Task brief: A single number is expected: the count of lines below where the word "Ipsum" occurs.

Raw data:
━━━━━━━━━━━━━━━━
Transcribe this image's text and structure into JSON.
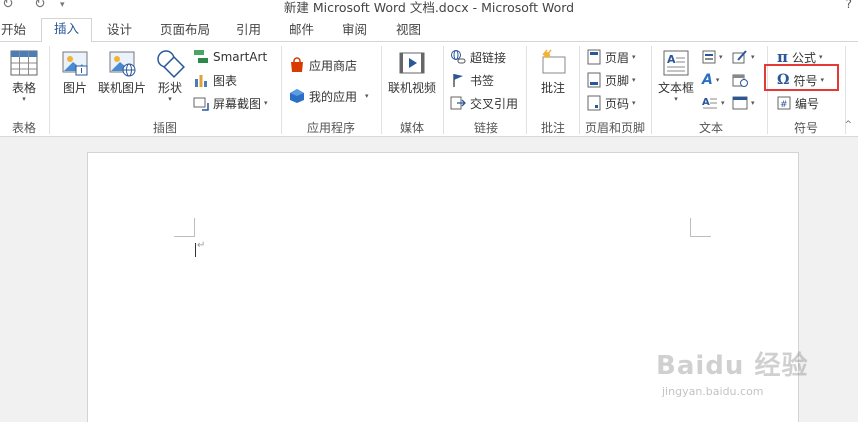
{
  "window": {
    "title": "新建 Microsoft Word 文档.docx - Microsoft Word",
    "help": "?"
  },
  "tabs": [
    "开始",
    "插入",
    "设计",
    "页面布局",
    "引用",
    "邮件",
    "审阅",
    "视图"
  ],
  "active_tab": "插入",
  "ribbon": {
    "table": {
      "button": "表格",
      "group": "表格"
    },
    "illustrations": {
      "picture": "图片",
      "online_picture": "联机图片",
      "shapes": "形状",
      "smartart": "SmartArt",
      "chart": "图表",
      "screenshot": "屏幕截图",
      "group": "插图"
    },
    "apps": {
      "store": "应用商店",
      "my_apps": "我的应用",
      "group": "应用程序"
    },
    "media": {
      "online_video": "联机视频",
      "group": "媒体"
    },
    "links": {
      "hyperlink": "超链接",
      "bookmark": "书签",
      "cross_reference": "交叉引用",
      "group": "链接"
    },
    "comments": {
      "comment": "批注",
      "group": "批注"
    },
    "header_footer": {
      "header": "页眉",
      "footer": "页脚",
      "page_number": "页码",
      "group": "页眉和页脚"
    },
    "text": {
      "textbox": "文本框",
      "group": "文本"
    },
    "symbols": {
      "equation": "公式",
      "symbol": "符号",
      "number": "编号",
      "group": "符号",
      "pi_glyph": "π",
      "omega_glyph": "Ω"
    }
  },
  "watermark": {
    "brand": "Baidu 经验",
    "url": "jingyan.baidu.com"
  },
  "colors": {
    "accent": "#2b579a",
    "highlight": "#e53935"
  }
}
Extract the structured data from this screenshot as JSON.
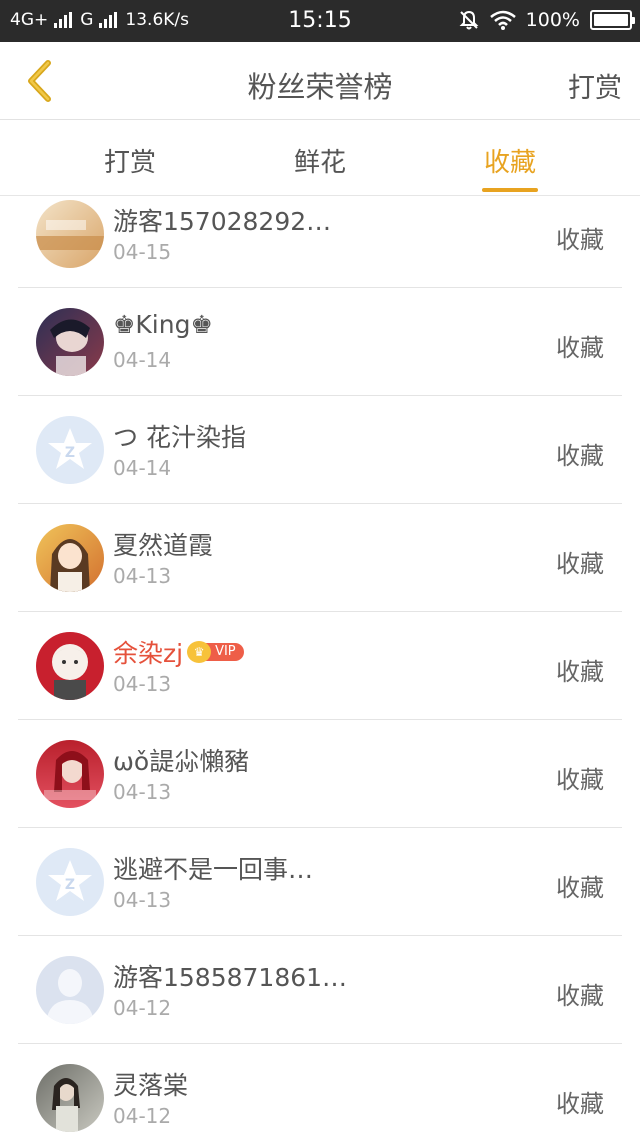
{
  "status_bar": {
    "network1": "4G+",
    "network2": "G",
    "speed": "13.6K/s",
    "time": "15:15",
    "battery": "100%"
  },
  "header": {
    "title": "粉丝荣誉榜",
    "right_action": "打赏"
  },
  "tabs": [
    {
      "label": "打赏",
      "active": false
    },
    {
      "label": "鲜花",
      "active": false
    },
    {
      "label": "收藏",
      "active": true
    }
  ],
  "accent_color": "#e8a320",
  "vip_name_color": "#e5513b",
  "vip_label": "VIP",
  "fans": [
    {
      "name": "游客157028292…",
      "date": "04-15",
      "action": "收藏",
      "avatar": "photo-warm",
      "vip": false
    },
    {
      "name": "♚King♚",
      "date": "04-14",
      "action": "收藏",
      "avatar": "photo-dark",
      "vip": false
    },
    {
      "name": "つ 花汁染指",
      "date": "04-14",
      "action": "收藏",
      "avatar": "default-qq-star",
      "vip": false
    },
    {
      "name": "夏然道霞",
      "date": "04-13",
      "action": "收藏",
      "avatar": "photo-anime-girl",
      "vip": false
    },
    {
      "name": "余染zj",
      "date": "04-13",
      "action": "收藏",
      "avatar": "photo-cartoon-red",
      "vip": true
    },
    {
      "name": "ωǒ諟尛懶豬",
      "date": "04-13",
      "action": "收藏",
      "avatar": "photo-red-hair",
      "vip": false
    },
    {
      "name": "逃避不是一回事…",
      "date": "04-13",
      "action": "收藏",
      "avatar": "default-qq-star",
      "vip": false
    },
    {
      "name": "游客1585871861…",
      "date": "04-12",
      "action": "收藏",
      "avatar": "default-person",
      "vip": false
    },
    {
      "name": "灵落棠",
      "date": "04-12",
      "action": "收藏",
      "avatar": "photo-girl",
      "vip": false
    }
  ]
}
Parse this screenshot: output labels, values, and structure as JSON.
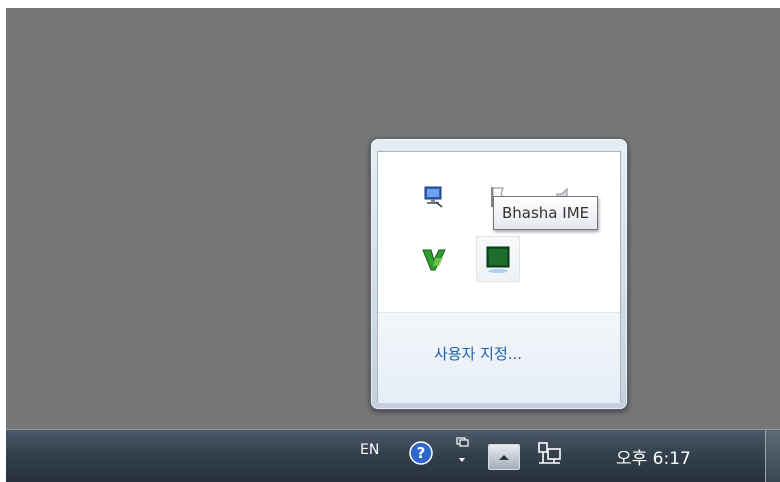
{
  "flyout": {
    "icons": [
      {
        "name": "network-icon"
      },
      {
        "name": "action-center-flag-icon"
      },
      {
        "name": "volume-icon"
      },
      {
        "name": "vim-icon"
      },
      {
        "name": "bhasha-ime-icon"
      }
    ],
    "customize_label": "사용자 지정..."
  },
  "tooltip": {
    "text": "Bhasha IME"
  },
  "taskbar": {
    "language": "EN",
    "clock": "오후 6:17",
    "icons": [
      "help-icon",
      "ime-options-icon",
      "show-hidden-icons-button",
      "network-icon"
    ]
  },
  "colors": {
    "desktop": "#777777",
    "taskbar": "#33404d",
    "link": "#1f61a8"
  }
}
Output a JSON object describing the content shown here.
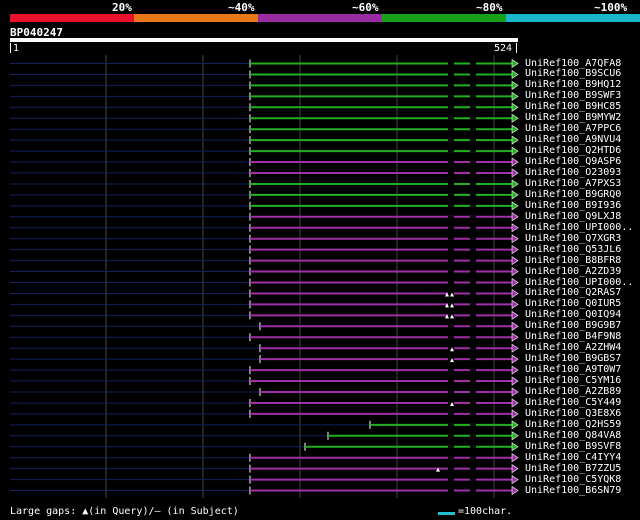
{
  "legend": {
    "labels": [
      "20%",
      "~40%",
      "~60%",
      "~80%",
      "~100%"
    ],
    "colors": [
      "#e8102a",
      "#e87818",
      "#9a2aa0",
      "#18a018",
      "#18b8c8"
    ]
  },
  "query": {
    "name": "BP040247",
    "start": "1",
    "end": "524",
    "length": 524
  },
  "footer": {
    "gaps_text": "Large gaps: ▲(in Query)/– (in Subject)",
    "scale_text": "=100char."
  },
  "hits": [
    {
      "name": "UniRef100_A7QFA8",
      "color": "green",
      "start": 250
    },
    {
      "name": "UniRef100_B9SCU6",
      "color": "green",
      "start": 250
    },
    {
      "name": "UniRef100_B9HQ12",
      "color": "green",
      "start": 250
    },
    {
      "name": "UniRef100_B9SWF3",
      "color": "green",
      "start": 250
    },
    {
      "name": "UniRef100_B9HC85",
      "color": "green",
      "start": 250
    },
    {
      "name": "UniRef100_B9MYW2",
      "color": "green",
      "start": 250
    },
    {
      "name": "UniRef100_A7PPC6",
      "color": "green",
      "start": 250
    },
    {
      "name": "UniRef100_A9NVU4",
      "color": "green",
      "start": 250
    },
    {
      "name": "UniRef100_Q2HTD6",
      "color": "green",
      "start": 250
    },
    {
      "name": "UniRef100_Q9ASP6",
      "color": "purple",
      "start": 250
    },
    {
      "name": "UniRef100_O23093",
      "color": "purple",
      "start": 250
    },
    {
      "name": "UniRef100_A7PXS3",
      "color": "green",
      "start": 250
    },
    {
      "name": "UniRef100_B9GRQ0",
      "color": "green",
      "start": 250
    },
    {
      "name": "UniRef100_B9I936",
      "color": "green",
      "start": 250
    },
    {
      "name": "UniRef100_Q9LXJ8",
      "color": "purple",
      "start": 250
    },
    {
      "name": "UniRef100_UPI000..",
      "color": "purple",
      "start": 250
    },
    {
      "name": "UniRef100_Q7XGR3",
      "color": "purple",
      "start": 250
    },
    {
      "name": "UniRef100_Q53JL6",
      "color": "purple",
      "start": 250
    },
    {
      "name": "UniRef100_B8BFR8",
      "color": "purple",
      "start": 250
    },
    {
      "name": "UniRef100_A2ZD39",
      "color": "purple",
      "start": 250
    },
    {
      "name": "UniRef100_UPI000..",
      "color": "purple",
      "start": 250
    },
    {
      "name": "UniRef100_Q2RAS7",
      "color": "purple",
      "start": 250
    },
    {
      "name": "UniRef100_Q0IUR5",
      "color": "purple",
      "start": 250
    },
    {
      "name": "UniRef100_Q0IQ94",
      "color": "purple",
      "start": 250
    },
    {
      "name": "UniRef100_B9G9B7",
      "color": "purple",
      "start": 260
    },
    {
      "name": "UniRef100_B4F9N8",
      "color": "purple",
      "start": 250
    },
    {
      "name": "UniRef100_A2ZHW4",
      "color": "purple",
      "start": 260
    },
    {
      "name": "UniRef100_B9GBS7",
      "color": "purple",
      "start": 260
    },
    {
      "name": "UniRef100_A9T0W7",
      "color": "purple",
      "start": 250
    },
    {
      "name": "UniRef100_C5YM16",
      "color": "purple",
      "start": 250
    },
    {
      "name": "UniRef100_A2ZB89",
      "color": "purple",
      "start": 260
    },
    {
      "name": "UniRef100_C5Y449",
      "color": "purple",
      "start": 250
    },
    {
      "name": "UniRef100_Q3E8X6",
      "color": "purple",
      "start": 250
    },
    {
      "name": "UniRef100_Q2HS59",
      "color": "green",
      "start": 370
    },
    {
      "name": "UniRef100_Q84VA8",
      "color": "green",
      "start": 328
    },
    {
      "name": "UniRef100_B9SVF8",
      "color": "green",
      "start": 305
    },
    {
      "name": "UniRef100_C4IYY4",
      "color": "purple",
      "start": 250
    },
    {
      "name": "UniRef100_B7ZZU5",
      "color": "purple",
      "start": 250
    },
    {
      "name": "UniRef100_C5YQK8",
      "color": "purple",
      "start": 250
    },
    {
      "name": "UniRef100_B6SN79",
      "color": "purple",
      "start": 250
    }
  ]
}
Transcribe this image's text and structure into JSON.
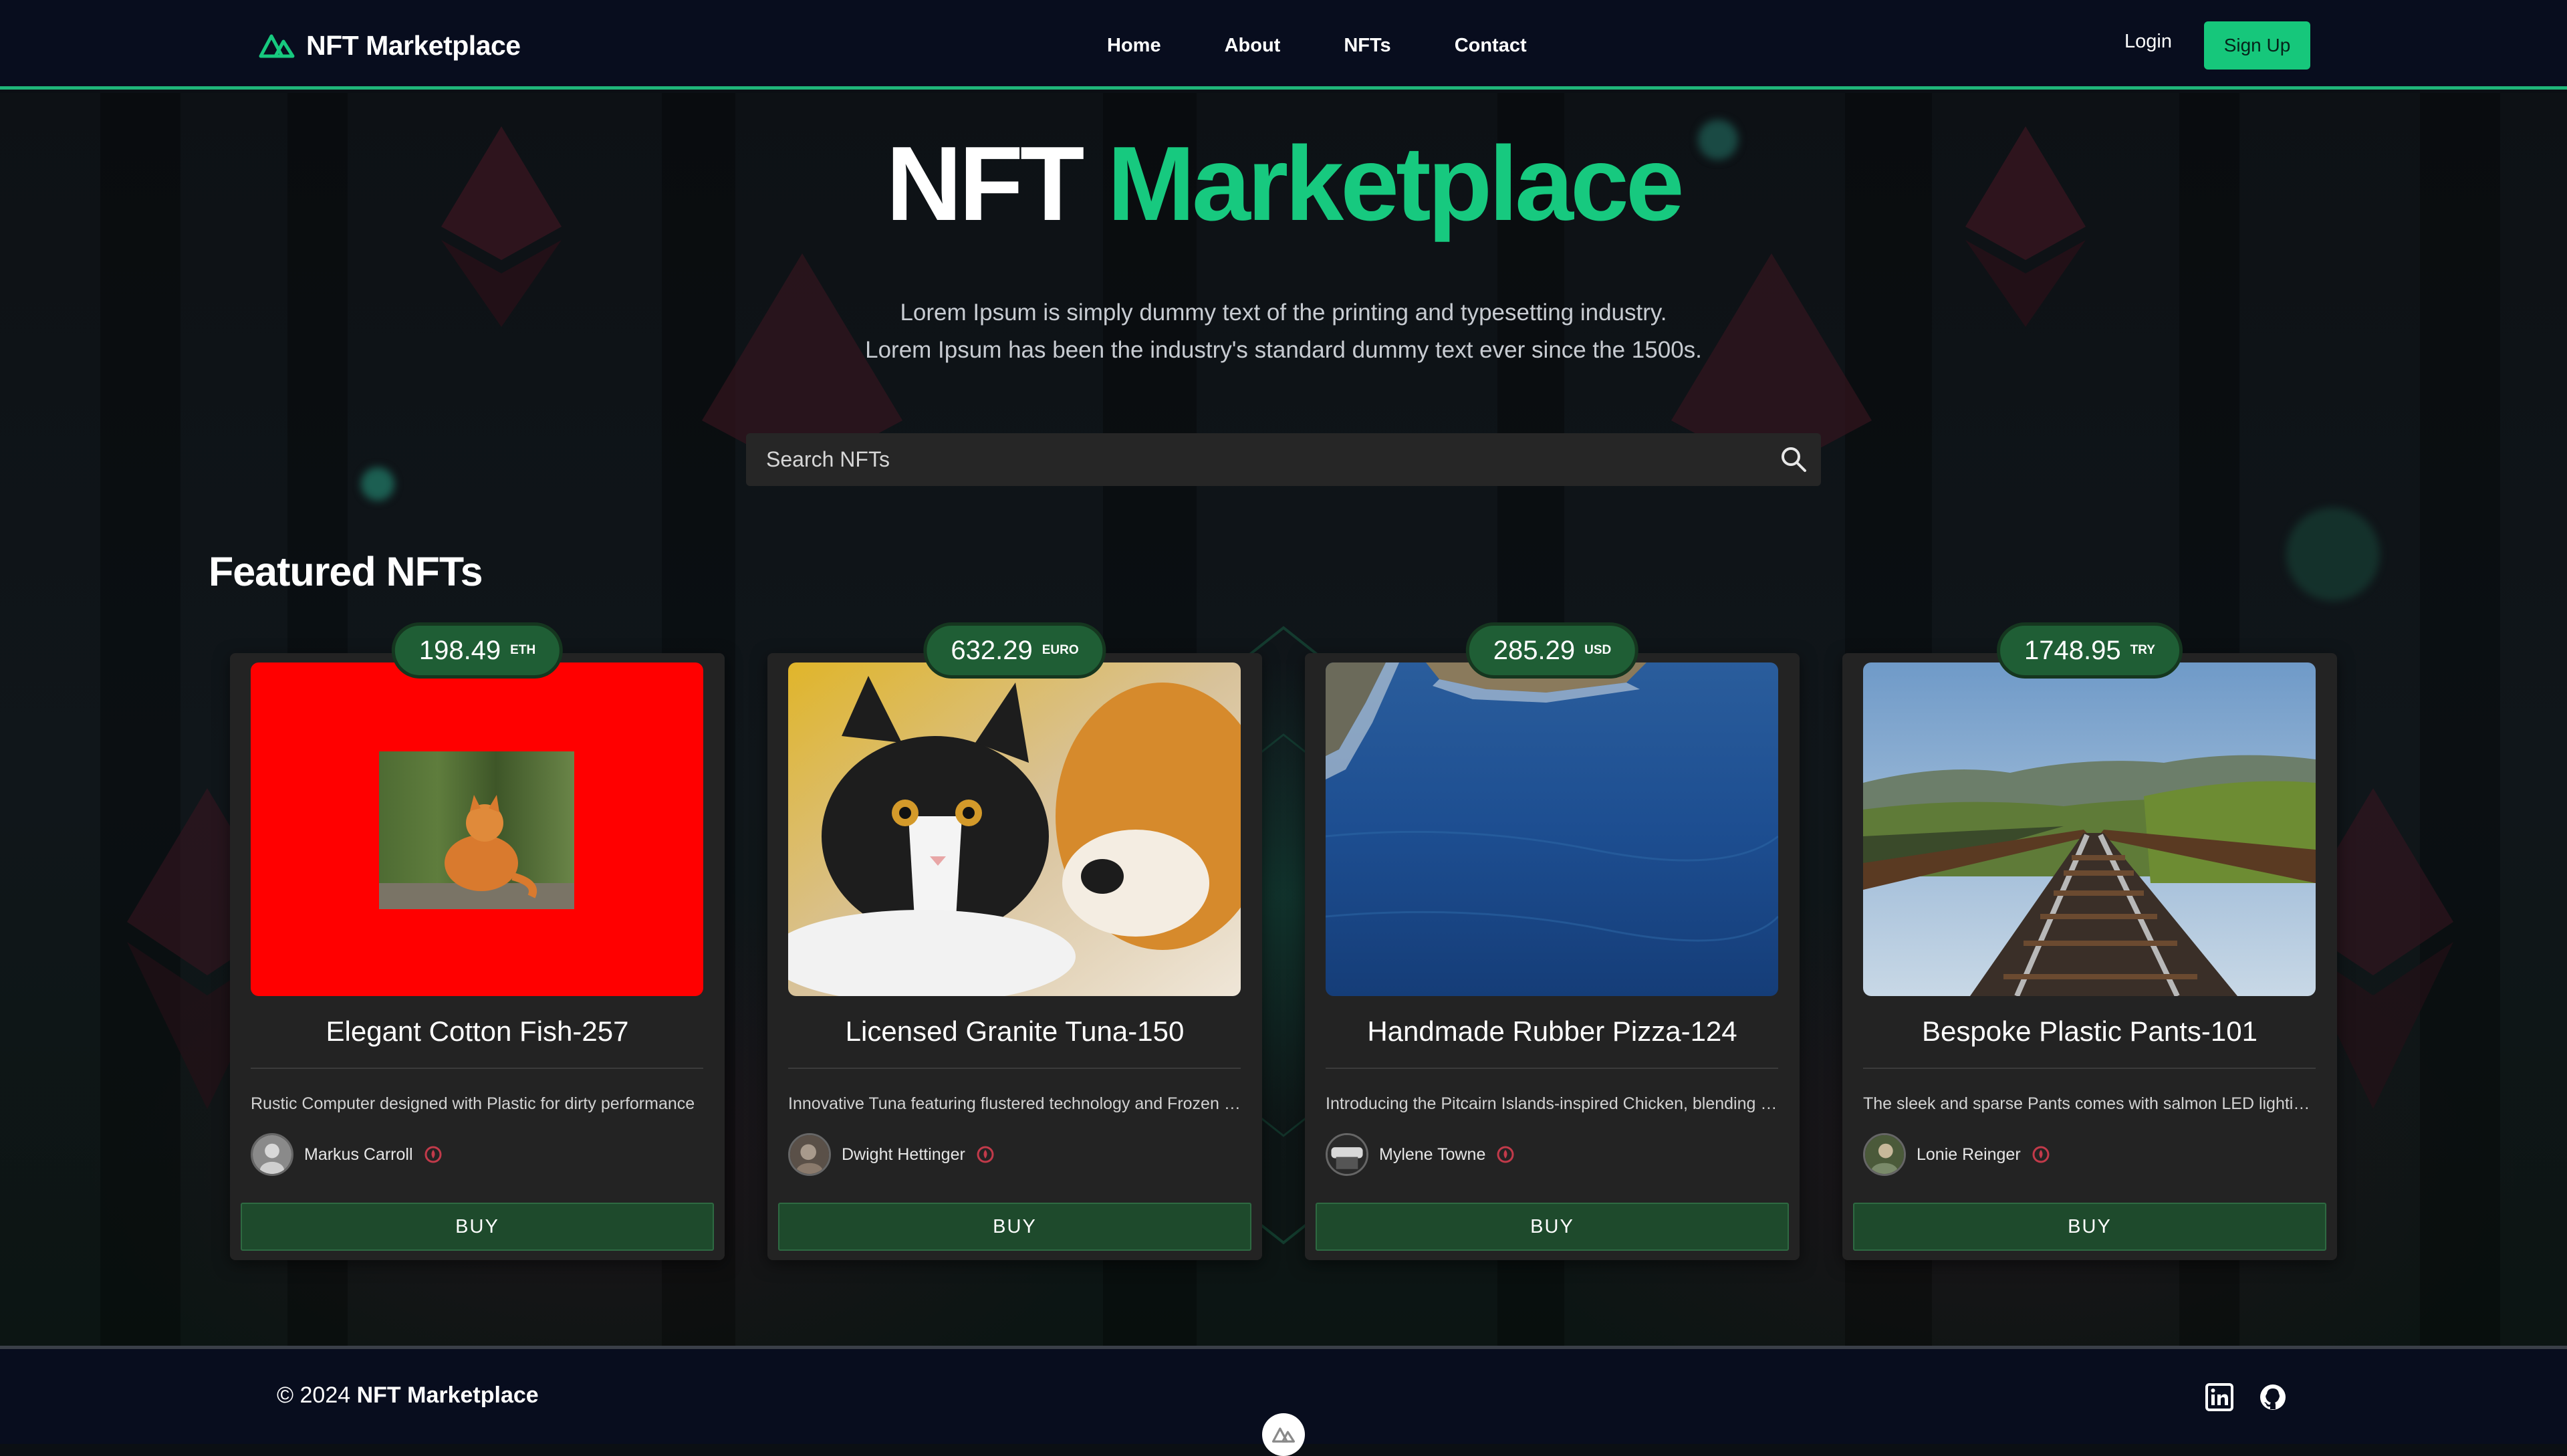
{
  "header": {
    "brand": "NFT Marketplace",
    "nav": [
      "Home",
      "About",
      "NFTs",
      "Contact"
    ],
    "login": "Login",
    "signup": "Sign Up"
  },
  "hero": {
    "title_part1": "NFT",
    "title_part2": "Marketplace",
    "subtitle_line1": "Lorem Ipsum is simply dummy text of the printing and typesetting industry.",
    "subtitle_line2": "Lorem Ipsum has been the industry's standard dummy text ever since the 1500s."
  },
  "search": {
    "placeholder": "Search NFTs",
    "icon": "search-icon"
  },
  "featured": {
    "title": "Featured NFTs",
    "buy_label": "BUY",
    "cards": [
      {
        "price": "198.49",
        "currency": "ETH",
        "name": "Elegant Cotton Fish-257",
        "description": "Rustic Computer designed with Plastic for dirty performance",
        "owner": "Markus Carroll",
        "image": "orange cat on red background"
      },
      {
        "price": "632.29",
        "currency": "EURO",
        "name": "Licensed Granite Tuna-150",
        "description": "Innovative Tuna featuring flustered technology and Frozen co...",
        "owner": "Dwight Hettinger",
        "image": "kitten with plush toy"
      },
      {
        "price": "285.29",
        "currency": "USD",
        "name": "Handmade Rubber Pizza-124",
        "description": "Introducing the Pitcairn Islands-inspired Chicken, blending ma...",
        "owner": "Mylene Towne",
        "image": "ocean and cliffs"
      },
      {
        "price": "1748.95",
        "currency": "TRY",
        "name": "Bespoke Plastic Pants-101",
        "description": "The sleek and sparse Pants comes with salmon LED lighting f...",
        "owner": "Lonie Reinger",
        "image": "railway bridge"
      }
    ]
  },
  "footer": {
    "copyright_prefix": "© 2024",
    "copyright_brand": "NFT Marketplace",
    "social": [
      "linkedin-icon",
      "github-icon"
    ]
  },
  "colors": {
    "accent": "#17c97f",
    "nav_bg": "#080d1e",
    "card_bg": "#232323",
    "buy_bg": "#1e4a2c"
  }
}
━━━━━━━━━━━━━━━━
Written response: 2